At one point the Attorney General’s Office was on the case, but a new administration back-burnered it, leaving the Cupits to wait to find out if they were just going to have to accept that their daughter’s beloved dog had been poisoned.
At the time Asher was killed, Gowan said she thought the dog had killed her chickens. There were other dogs in the neighborhood, as well as foxes and coyotes. She admitted to baiting some dog food with euthanasia drugs.
“There was never an apology,” said Melissa Cupit. “She never said she was sorry.”
We contacted Gowan at her home on Friday, but she didn’t want to speak.
The last three years have been strange for the Cupits, continuing to live next to Gowan. Cupit said it’s awkward to pass her on the road, and that the trees that used to block the line of sight between their houses had been taken down.
Meanwhile, they live in a state of fear for their animals.
“We had to put a fence up just because I’m scared to let my other dogs out just because I don’t let them out of my sight,” she said. “We’ve just- we’ve been scared.”
That fear comes in part from the fact that Gowan is a vet, entrusted with the well-being of animals, and yet she had allegedly poisoned Asher without flinching.
“I don’t understand how somebody who is in the profession that they’re in, to love animals, could do that, especially to a child’s animal,” Cupit said.
That is what differentiates the case from some others, said Sheriff Steve Rushing. It’s the public trust the position garners.
“Well of course if you’re in that field, if you’re a veterinarian, then you’re held to a higher standard to take care of animals just like if you’re a police officer then you’re held to a higher standard,” he said.
We spoke with Board of Animal Medicine Executive Director Nancy Christiansen, who says this case has been on their radar for sometime, but now that there’s a guilty verdict, they will be looking deeper into it.

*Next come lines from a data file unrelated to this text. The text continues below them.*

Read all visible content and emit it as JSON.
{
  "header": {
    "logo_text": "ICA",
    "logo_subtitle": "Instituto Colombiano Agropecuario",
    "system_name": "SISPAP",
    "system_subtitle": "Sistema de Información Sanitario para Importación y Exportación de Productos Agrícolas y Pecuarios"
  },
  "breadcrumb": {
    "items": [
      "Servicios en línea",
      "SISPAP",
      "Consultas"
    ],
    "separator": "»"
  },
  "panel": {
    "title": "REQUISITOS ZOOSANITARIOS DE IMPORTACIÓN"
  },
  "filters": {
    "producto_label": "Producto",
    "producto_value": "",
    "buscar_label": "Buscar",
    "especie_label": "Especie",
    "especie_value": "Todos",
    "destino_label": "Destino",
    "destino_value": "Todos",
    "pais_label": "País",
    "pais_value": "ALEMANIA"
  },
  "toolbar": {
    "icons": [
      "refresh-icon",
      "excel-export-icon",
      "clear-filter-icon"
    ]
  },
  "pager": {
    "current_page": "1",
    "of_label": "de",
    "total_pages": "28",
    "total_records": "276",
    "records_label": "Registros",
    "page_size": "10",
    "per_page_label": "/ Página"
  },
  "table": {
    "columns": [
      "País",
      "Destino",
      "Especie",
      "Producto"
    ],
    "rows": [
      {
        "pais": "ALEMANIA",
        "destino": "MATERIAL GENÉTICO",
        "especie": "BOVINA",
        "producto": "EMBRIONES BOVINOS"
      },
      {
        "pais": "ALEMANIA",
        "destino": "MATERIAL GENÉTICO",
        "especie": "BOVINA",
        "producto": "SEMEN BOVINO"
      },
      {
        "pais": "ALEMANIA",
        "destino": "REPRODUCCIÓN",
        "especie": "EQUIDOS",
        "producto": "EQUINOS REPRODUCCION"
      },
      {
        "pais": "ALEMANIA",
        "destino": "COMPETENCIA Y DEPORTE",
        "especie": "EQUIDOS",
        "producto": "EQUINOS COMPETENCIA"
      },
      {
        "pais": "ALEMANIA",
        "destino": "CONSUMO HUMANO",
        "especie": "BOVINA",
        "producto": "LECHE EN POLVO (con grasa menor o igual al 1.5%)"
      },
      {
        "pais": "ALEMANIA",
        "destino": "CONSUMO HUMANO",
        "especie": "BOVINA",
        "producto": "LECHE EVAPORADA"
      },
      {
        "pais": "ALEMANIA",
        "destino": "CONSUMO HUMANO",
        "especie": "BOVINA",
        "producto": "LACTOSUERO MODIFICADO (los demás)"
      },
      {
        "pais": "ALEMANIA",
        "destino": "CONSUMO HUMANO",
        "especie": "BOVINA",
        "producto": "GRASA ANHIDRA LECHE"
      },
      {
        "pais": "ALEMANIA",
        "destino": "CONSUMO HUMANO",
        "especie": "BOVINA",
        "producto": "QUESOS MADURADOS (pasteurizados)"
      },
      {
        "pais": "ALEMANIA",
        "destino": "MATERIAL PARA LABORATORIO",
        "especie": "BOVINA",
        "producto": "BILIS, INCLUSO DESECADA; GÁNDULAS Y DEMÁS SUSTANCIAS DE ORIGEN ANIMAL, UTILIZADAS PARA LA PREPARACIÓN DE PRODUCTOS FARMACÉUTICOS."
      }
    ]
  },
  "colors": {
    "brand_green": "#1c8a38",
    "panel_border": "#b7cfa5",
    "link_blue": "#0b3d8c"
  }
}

Since losing Asher, Anna took a while to be able to love an animal again. She finally has a new pet, her mother said. But there’s very little like the love between a girl and her first dog.
Melissa Cupit says hopefully her family can start to put this behind them.
“It’s just relief. We’re happy for the guilty,” she said.